It was urged on the argument that complainant had, previously to filing his bill, brought a suit at law for the recovery of the purchase money paid on the agreement; and had thereby rescinded the contract, and barred his right to relief in this proceeding. In answer to this objection it is only necessary to remark, that, if this be true in point of fact, the record contains no such evidence. It only appears from Newton’s plea and unsworn answer. It is new affirmative matter, set up as a defense, and should have been proved to entitle it to consideration by the court.
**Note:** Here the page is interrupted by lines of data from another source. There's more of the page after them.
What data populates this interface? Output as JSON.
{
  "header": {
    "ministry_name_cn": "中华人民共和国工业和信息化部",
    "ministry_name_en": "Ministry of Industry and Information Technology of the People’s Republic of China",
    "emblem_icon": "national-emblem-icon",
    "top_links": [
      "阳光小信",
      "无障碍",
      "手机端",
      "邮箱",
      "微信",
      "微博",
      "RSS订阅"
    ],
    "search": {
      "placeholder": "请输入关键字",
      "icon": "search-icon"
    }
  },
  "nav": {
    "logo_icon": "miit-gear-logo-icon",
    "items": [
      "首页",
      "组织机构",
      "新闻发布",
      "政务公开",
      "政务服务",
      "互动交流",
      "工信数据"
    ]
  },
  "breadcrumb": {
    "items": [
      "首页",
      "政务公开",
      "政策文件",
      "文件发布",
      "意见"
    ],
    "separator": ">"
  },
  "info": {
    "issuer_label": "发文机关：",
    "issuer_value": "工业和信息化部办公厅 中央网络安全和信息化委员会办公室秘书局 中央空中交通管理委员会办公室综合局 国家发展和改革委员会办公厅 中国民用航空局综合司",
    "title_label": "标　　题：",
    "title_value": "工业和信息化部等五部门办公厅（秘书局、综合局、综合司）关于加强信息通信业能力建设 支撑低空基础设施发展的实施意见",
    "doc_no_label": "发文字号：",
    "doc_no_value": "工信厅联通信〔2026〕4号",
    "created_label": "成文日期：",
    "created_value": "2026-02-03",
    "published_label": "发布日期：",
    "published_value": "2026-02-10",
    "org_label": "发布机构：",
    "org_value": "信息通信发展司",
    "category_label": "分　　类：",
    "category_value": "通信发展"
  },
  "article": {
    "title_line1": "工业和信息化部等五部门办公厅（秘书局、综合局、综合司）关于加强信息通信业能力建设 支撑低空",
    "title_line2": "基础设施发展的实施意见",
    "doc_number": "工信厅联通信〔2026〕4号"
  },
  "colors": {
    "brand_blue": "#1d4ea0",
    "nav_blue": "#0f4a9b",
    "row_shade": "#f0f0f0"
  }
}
The contract was duly recorded in the proper office on the day it was executed, and became notice to all the world. And the G-oudys were chargeable with notice and took the property subject to all the equities with which it was charged. They acquired no other or better title than Newton then held, and cannot be heard to object to a specific performance of the agree*181ment. From the circumstances of the case, then, in every point of view, we are satisfied that complainant is entitled to the relief sought. And the decree of the Circuit Court is reversed, and the cause remanded, with instructions to that court to enter a decree, for a specific performance of the contract, that complainant pay into court the two thousand dollars, with interest from the first day of January, 1856. That defendant Newton have leave to withdraw it upon delivering a deed of conveyance with the covenants stipulated for in the agreement conveying the premises to complainant, and upon filing a receipt from Doty for the interest on his mortgage for the year 1855; and if he shall fail or refuse to deliver such deed and to file such receipt within a reasonable time to be given for that purpose, that the master in chancery, or a commissioner, be appointed for that purpose, to be empowered and required, on behalf of the said defendants, to convey the premises to said complainant, with covenants by defendant Newton according to [his agreement, and with covenants by the said William A. Goudy and Franklin J. Goudy against their acts, and to pay the interest on the Doty mortgage for the year 1855 out of the deposit, unless the same has been already paid; and, that when such deeds of conveyance shall have been delivered, that Newton be allowed to receive the balance of the deposit, after paying the costs of the court below.
And it is ordered that complainant pay one-half of the costs of this court and the defendants pay the other half.